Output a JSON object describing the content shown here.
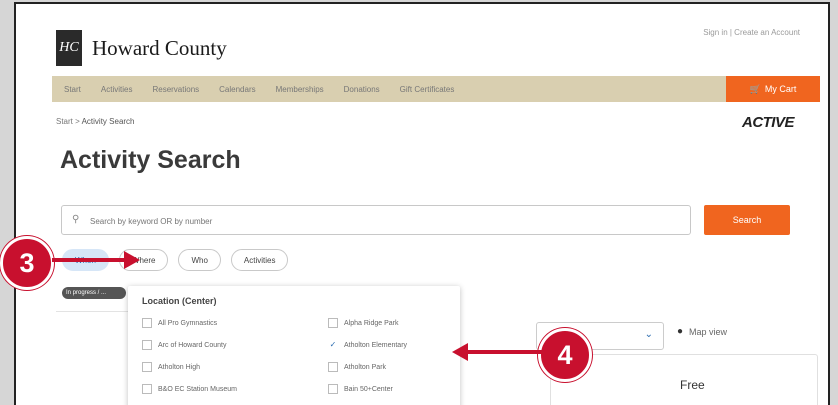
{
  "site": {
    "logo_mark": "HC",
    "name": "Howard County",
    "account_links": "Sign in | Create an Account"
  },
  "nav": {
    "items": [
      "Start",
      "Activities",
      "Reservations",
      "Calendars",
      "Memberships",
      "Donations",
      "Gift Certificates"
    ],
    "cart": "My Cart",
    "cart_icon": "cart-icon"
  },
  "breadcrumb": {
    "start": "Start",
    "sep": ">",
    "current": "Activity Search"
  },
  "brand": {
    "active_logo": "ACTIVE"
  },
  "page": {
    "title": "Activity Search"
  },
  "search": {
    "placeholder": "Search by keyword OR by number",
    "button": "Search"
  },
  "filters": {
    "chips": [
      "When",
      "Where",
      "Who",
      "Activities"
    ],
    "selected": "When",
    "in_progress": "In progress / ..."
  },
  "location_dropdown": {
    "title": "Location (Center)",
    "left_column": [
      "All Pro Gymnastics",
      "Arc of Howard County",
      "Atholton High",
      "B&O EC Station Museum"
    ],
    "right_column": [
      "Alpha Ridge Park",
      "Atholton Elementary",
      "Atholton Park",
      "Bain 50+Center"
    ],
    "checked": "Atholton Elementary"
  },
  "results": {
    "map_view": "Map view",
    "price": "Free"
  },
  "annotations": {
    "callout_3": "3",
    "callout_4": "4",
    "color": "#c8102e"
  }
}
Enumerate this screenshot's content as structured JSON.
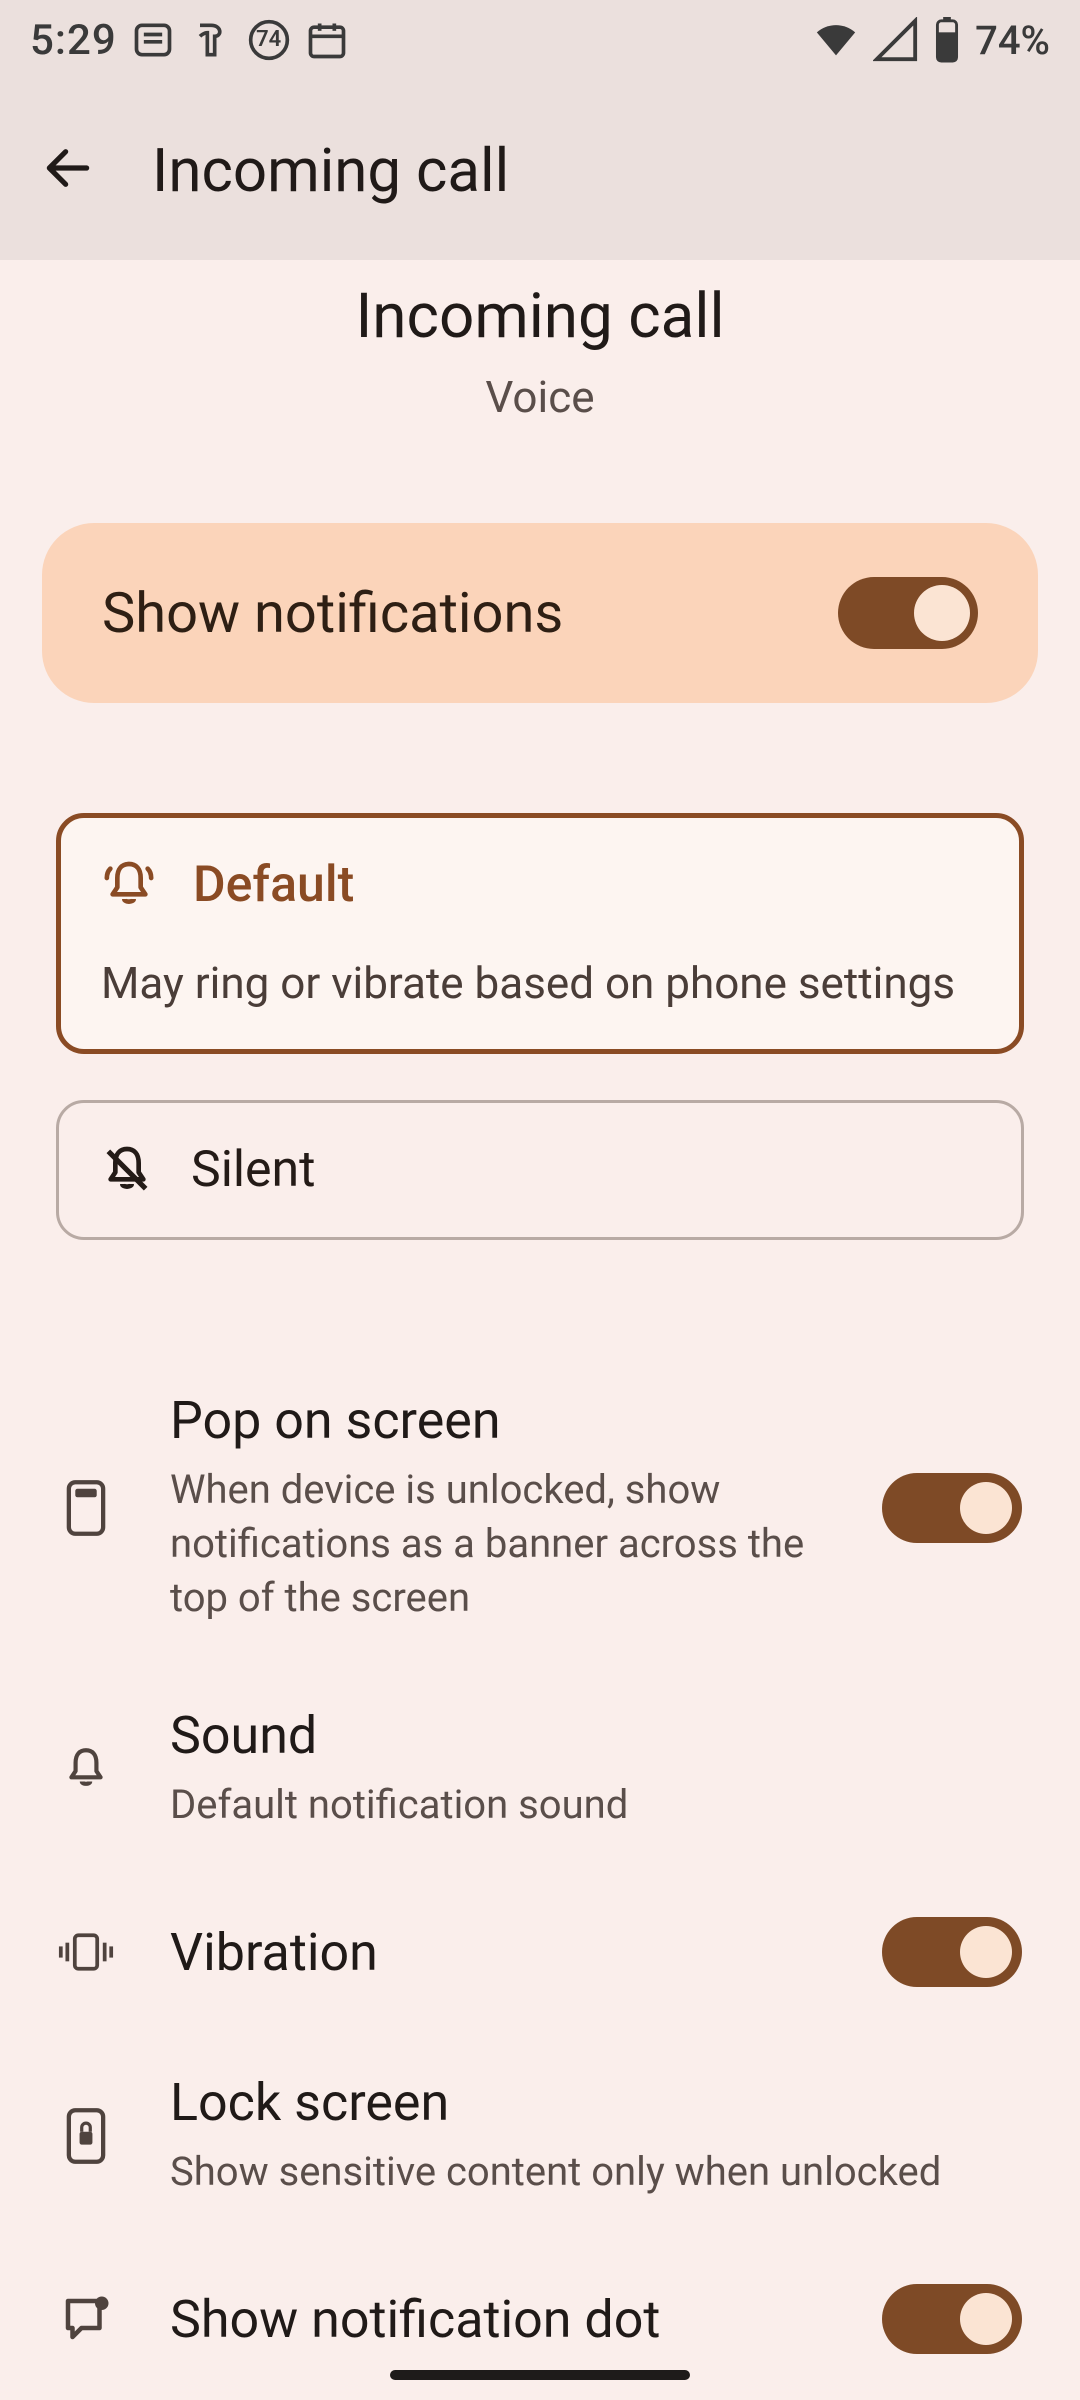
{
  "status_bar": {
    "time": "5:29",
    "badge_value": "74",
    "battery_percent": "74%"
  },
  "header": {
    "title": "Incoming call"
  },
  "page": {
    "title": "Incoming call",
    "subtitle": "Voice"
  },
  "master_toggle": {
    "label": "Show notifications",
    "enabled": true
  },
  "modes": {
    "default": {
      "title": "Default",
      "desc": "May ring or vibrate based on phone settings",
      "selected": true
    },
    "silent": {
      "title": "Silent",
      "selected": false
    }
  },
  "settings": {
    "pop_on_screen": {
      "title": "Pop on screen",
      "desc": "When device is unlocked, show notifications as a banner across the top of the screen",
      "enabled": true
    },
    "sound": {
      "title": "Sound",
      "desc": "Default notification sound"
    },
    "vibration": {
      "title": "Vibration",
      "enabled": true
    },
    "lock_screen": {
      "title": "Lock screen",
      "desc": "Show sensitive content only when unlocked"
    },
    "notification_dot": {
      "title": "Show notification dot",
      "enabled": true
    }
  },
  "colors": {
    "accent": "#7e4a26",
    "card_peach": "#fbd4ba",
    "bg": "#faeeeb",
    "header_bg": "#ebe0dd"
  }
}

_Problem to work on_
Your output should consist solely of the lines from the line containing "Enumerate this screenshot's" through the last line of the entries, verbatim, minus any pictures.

_Output for this task_
Enumerate this screenshot's content as structured JSON.
{
  "status_bar": {
    "time": "5:29",
    "badge_value": "74",
    "battery_percent": "74%"
  },
  "header": {
    "title": "Incoming call"
  },
  "page": {
    "title": "Incoming call",
    "subtitle": "Voice"
  },
  "master_toggle": {
    "label": "Show notifications",
    "enabled": true
  },
  "modes": {
    "default": {
      "title": "Default",
      "desc": "May ring or vibrate based on phone settings",
      "selected": true
    },
    "silent": {
      "title": "Silent",
      "selected": false
    }
  },
  "settings": {
    "pop_on_screen": {
      "title": "Pop on screen",
      "desc": "When device is unlocked, show notifications as a banner across the top of the screen",
      "enabled": true
    },
    "sound": {
      "title": "Sound",
      "desc": "Default notification sound"
    },
    "vibration": {
      "title": "Vibration",
      "enabled": true
    },
    "lock_screen": {
      "title": "Lock screen",
      "desc": "Show sensitive content only when unlocked"
    },
    "notification_dot": {
      "title": "Show notification dot",
      "enabled": true
    }
  },
  "colors": {
    "accent": "#7e4a26",
    "card_peach": "#fbd4ba",
    "bg": "#faeeeb",
    "header_bg": "#ebe0dd"
  }
}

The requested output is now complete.